Vocalist Freddie Benedict backed by Paul Edis (piano), Emma Rawicz (saxophone), Andy Champion (bass), Steve Hanley (drums) opened the Saturday night performances. Freddie made his name as the lead singer of the National Youth Jazz Orchestra – but can also play trumpet, which he demonstrated later in his set. This was the first time I had had the opportunity to hear Emma Rawicz live and what a player she is! Freddie sang a mix of cool jazz standards and Brazilian sambas, some of which he wrote himself. His final number included making use of a recording loop machine on which he built a layers of vocal sounds before bringing in the band to take us through to the audience participated final section – the effect was quite impressive.
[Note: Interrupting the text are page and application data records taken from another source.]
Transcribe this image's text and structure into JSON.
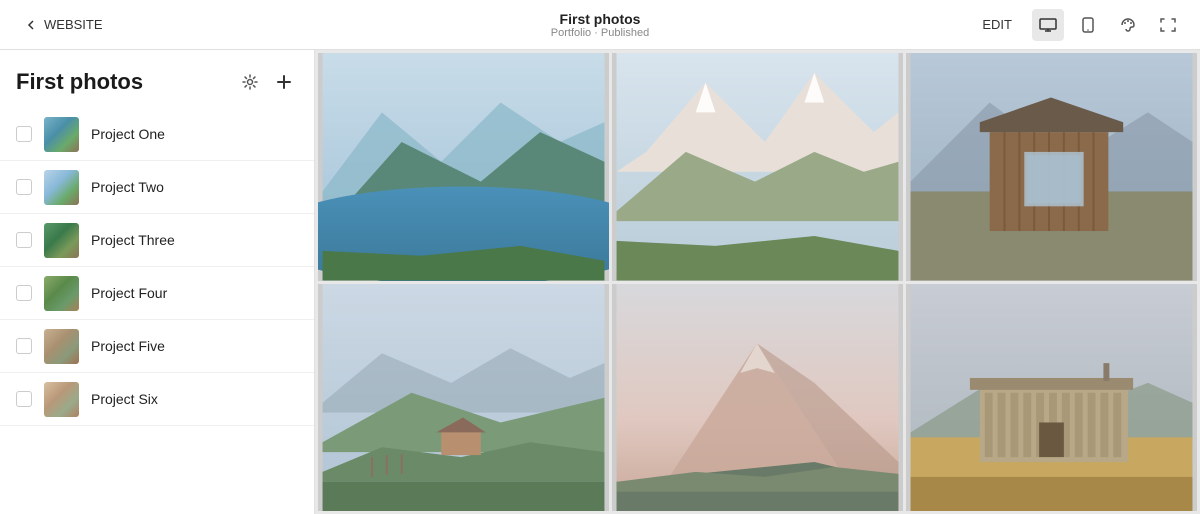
{
  "header": {
    "website_label": "WEBSITE",
    "edit_label": "EDIT",
    "page_title": "First photos",
    "page_subtitle": "Portfolio · Published"
  },
  "sidebar": {
    "title": "First photos",
    "projects": [
      {
        "id": 1,
        "name": "Project One",
        "thumb_class": "thumb-1"
      },
      {
        "id": 2,
        "name": "Project Two",
        "thumb_class": "thumb-2"
      },
      {
        "id": 3,
        "name": "Project Three",
        "thumb_class": "thumb-3"
      },
      {
        "id": 4,
        "name": "Project Four",
        "thumb_class": "thumb-4"
      },
      {
        "id": 5,
        "name": "Project Five",
        "thumb_class": "thumb-5"
      },
      {
        "id": 6,
        "name": "Project Six",
        "thumb_class": "thumb-6"
      }
    ]
  },
  "photos": [
    {
      "id": 1,
      "scene": "scene-mountain-lake",
      "alt": "Mountain lake landscape"
    },
    {
      "id": 2,
      "scene": "scene-mountain-range",
      "alt": "Mountain range"
    },
    {
      "id": 3,
      "scene": "scene-barn",
      "alt": "Barn building"
    },
    {
      "id": 4,
      "scene": "scene-hills",
      "alt": "Rolling hills"
    },
    {
      "id": 5,
      "scene": "scene-pink-mountain",
      "alt": "Pink mountain sunset"
    },
    {
      "id": 6,
      "scene": "scene-modern-building",
      "alt": "Modern building"
    }
  ]
}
Another vocalist, Jo Harrop, was Saturday’s headline act with the same backing band Freddie had used. Much of this music I had heard at the Boulevard Soho for the album launch for When Winter Turns To Spring, which also included alongside songs from her previous LPs – Weathering The Storm and The Heart Wants. The big difference here was that the string ensemble that played in London was replaced by Emma Rawicz and that completely changed the sound profile and I loved it! Jo Harrop is a terrific vocalist with wonderful phrasing and a genuine sounding connection to the emotional content of what she is singing. There was a duet with Freddie Benedict and it was good to hear the contrasting vocal styles from two singers who had connected with their audience.
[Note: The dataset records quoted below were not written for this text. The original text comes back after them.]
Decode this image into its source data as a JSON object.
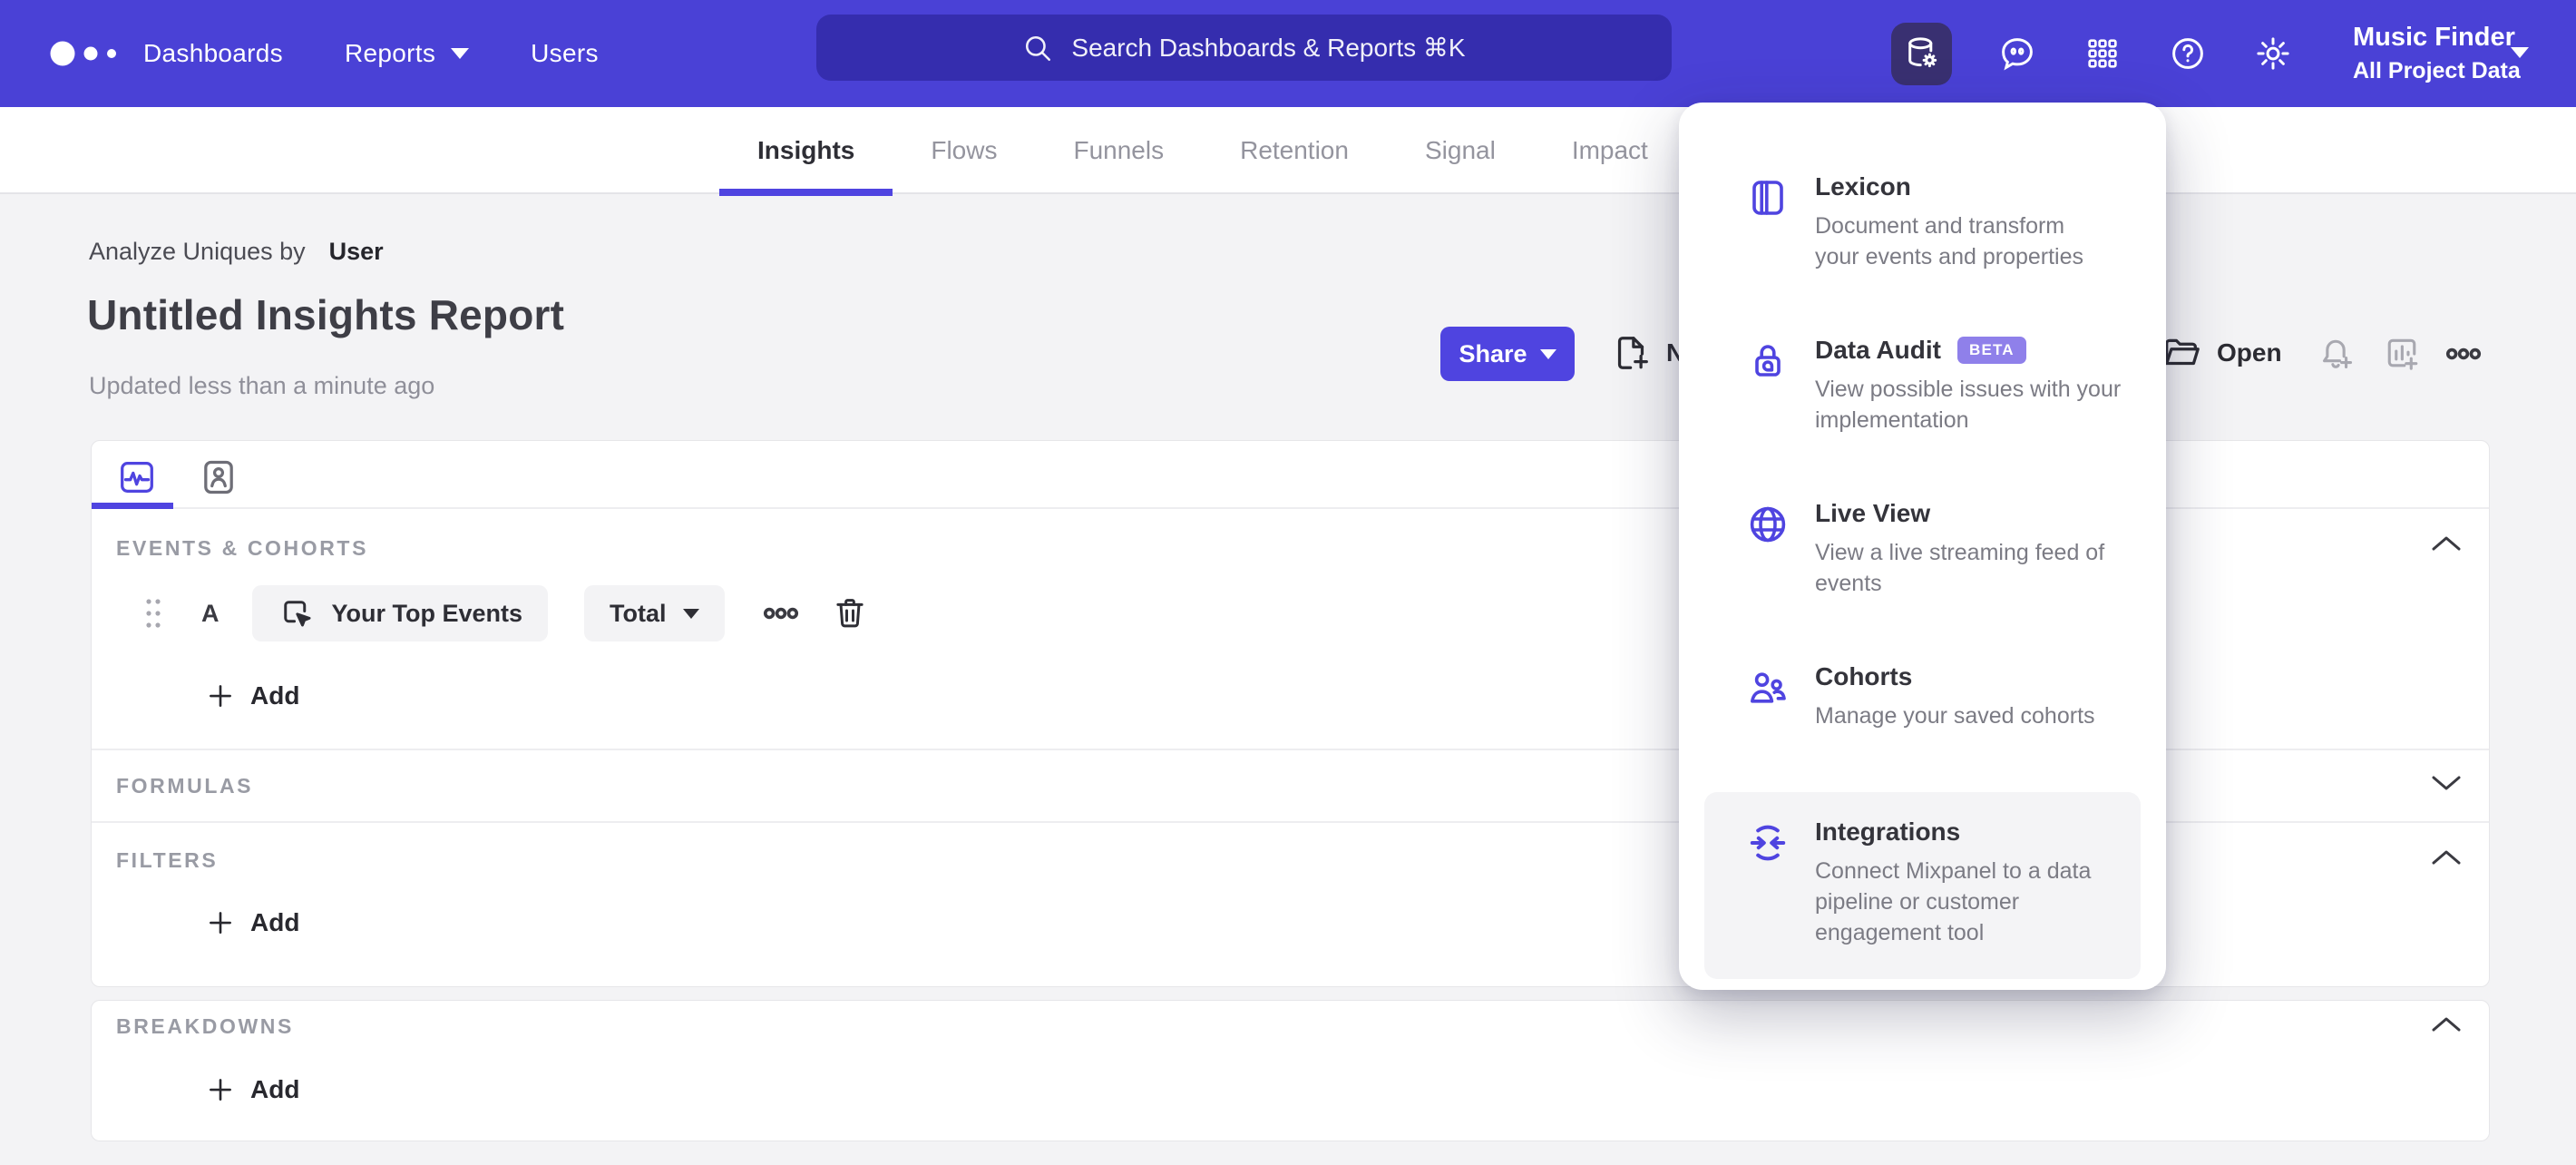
{
  "colors": {
    "brand_indigo": "#4f44e0",
    "nav_background": "#4a41d6",
    "nav_active_icon_background": "#393071",
    "page_background": "#f3f3f5",
    "beta_badge": "#8f80ea",
    "muted_label": "#999ba4"
  },
  "nav": {
    "links": [
      "Dashboards",
      "Reports",
      "Users"
    ],
    "search_placeholder": "Search Dashboards & Reports ⌘K",
    "project": {
      "name": "Music Finder",
      "scope": "All Project Data"
    }
  },
  "tabs": {
    "items": [
      {
        "label": "Insights",
        "active": true
      },
      {
        "label": "Flows",
        "active": false
      },
      {
        "label": "Funnels",
        "active": false
      },
      {
        "label": "Retention",
        "active": false
      },
      {
        "label": "Signal",
        "active": false
      },
      {
        "label": "Impact",
        "active": false
      }
    ]
  },
  "report": {
    "analyze_prefix": "Analyze Uniques by",
    "analyze_value": "User",
    "title": "Untitled Insights Report",
    "updated": "Updated less than a minute ago",
    "share_label": "Share",
    "new_label": "New",
    "open_label": "Open"
  },
  "builder": {
    "events_header": "EVENTS & COHORTS",
    "row": {
      "letter": "A",
      "event": "Your Top Events",
      "metric": "Total"
    },
    "add_label": "Add",
    "formulas_header": "FORMULAS",
    "filters_header": "FILTERS",
    "breakdowns_header": "BREAKDOWNS"
  },
  "menu": {
    "items": [
      {
        "title": "Lexicon",
        "desc": "Document and transform\nyour events and properties"
      },
      {
        "title": "Data Audit",
        "badge": "BETA",
        "desc": "View possible issues with your\nimplementation"
      },
      {
        "title": "Live View",
        "desc": "View a live streaming feed of\nevents"
      },
      {
        "title": "Cohorts",
        "desc": "Manage your saved cohorts"
      },
      {
        "title": "Integrations",
        "desc": "Connect Mixpanel to a data\npipeline or customer\nengagement tool",
        "highlighted": true
      }
    ]
  }
}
Sunday evening saw the festival move across the street to The Queen’s Hall and a new band to me open the proceedings. Borealis are described as a group of “brilliant young musicians [who] sound utterly unlike anything you’ve heard before, fusing folk and cool contemporary jazz. Borealis is the brainchild of guitarist, Joe Steel, a rising star and recent graduate of the Royal Birmingham Conservatoire, accompanied by Ferg Kilsby (trumpet), Asha Nicholson (vocal), Dan Brown (piano), Paul Susans (bass), John Hirst (drums). The compositions are very good and the inspiration of the wild untamed beauty of the North East countryside apparent. Ferg Kilsby has a terrific trumpet voice and when mixed with Asha Nicolson’s wordless vocals the result is captivating. Their debut album is available on Bandcamp and on the strength of what I heard it will be added to my collection. This, for me, was the standout act of the festival.
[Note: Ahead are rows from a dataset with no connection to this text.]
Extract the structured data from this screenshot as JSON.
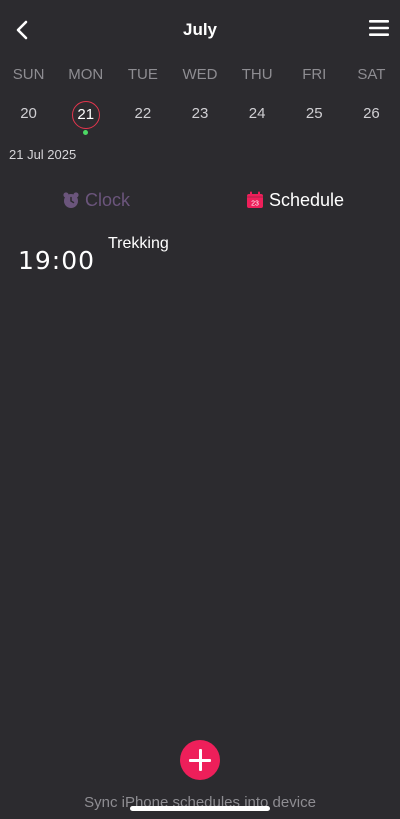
{
  "header": {
    "title": "July",
    "back_icon": "chevron-left-icon",
    "menu_icon": "hamburger-menu-icon"
  },
  "calendar": {
    "weekdays": [
      "SUN",
      "MON",
      "TUE",
      "WED",
      "THU",
      "FRI",
      "SAT"
    ],
    "dates": [
      "20",
      "21",
      "22",
      "23",
      "24",
      "25",
      "26"
    ],
    "selected_date": "21",
    "selected_label": "21 Jul 2025",
    "event_dot_color": "#4cd964",
    "selection_ring_color": "#e2354d"
  },
  "tabs": {
    "clock_label": "Clock",
    "clock_icon": "alarm-clock-icon",
    "schedule_label": "Schedule",
    "schedule_icon": "calendar-icon",
    "schedule_icon_number": "23",
    "active": "Schedule"
  },
  "events": [
    {
      "time": "19:00",
      "title": "Trekking"
    }
  ],
  "footer": {
    "add_icon": "plus-icon",
    "add_button_color": "#ee1f5a",
    "sync_text": "Sync iPhone schedules into device"
  }
}
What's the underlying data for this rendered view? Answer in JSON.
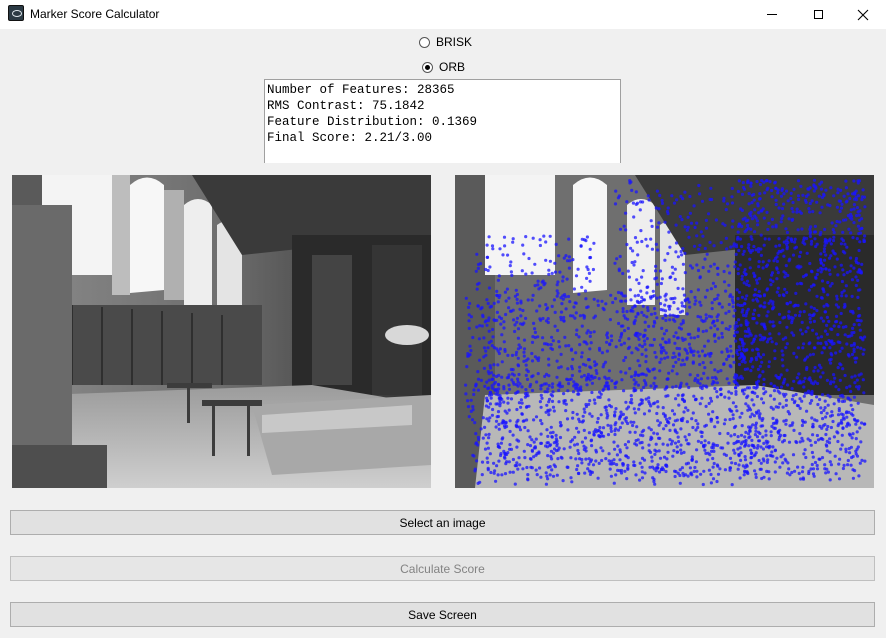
{
  "window": {
    "title": "Marker Score Calculator",
    "icon": "app-icon"
  },
  "detector": {
    "options": [
      "BRISK",
      "ORB"
    ],
    "selected": "ORB"
  },
  "stats": {
    "lines": [
      "Number of Features: 28365",
      "RMS Contrast: 75.1842",
      "Feature Distribution: 0.1369",
      "Final Score: 2.21/3.00"
    ]
  },
  "images": {
    "original_desc": "grayscale library interior",
    "features_color": "#1a14ff"
  },
  "buttons": {
    "select_image": "Select an image",
    "calculate_score": "Calculate Score",
    "save_screen": "Save Screen"
  },
  "state": {
    "calculate_enabled": false
  }
}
Sunday evening, and the festival, closed with vocalist Claire Martin accompanied by pianist Jamie Safir. Jazz Times USA said this of Claire: ‘She ranks amongst the four or five finest female jazz vocalists on the planet.’ Nothing in the performance at Hexham would do anything to argue with that statement. Her rapport with the audience was first class, her choice of song and running order likewise. Jamie Safir was superb at the piano and their working relationship is clearly built on trust and understanding. Jo Harrop was in the audience, demonstrably enjoying herself, but did join Claire on stage for a terrific version of ‘Old Devil Moon’. A fitting end to the 2023 Hexham Jazz Festival and well worth the long drive north!